Largest Freshman Class: Crowded Hallways and Slow Traffic


Aleksandr Christ and Boston Kellner

Pine Creek students have been experiencing an increase in traffic the first months of school due to the biggest freshman class in Pine Creek history. According to Pine Creek Registrar, Sherry Gregory, the class of 2025 is 514 students, putting the school’s current enrollment at 1,795 students, compared to last year’s 1,616 students.

There are many reasons students are drawn to Pine Creek: state champion athletic teams, award winning arts programs, a large variety of honors and AP courses, and the cybersecurity program now hosted at Pine Creek.  “I moved here for hockey,” said Senior Max Richards. Clubs and other offered activities at this school are thriving this year, and with more students joining than previous years. “I joined DECA because I like business, and want to major in it [in college]” said Junior Kaylee Gonzales. There are 201 students in DECA this year according to adviser Lindsay Edy. Part of this growth is due largely to the size of the freshman class. Freshmen also contribute to overall school spirit. With the freshman class being the biggest, the school spirit has been higher than ever, making chants louder and helping raise the spirit within the school. However, the increase in students is causing some issues within the school, like crowded halls and longer lunch lines. Junior Natalya Tag said “It’s really stressful in the hallways now. I feel like it’s super packed and there’s so much traffic in the morning. I would much rather walk than drive because the parking is so annoying.”
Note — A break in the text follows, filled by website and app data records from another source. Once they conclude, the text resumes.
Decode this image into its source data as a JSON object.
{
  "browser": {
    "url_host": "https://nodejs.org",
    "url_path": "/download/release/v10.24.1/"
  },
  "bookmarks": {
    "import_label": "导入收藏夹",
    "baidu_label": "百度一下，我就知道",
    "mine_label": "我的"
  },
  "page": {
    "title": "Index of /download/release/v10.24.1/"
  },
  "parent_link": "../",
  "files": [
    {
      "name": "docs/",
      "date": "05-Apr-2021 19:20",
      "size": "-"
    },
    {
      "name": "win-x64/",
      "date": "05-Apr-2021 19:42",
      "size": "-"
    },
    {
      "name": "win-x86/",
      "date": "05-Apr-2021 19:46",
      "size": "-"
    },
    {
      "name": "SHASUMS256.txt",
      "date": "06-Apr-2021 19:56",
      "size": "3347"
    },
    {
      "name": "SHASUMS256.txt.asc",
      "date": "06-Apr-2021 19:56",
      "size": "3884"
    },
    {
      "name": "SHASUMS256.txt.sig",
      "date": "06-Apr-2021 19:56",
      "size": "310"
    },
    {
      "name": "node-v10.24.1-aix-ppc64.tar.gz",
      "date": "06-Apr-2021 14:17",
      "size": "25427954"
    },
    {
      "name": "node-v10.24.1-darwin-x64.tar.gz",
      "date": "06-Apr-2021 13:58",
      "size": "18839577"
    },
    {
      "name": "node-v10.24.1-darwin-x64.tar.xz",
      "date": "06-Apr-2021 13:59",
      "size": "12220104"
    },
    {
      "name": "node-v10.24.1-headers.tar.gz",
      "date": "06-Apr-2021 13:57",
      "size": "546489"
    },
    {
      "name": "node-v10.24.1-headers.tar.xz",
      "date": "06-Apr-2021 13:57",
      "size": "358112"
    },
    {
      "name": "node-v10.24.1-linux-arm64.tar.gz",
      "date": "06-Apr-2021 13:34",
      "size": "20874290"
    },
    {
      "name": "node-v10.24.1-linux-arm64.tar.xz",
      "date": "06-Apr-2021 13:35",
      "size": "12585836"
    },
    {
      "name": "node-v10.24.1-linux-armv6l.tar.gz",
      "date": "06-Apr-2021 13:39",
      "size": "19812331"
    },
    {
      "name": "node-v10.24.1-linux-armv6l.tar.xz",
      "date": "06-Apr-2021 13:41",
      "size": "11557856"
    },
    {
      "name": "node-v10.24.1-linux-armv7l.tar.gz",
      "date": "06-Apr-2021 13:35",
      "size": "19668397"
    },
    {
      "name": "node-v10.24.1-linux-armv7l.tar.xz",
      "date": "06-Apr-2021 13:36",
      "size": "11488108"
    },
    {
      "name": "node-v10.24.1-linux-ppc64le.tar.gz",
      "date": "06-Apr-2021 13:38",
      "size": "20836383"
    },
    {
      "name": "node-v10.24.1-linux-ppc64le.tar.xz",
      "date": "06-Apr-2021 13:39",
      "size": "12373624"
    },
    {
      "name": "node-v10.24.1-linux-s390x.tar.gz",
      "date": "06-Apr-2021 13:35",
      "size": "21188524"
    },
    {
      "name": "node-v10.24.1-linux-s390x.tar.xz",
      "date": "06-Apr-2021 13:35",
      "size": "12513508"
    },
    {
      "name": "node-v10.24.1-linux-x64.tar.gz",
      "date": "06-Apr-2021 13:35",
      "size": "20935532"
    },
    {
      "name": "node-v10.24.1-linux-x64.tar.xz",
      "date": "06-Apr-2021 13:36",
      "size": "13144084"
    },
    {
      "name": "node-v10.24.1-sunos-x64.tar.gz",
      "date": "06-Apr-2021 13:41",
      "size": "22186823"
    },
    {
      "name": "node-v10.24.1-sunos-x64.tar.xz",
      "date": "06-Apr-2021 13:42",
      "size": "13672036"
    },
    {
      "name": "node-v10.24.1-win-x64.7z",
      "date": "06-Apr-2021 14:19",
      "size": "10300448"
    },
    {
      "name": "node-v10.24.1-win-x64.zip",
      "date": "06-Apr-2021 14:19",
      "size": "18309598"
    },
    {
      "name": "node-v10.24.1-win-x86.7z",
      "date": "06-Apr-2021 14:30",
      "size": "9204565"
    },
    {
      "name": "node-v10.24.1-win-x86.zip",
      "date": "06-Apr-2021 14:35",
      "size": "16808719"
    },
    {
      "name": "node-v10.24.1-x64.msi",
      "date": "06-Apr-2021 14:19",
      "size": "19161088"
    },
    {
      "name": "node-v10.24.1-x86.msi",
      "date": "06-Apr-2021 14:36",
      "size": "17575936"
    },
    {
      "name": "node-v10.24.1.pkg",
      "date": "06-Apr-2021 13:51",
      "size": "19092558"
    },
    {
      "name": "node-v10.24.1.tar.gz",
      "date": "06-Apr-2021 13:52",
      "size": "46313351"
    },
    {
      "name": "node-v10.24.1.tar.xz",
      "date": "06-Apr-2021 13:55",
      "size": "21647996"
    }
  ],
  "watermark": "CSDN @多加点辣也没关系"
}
Many students are impacted by the traffic rush, causing tardies and complicating morning schedules. “I get to school by biking every morning, and it is usually tough for me to cross streets when all the cars are in the way. It is very annoying that most of the drivers don’t have the consideration to stop or get off the cross walks,” said Freshman Avignon Zehnder.
Parking has also become harder to navigate due to the traffic, as many more spots are now taken. Crossing the main intersections like Powers has become more dangerous for students as a result of the increased traffic. Students have to leave early, such as 20-30 minutes before school starts just to arrive at class on time. “I think it’s kind of ridiculous it took me 30 minutes to get out of the parking lot the other day.” said senior Max Richards, who lives 5 minutes away, yet commutes for twenty minutes to get to school.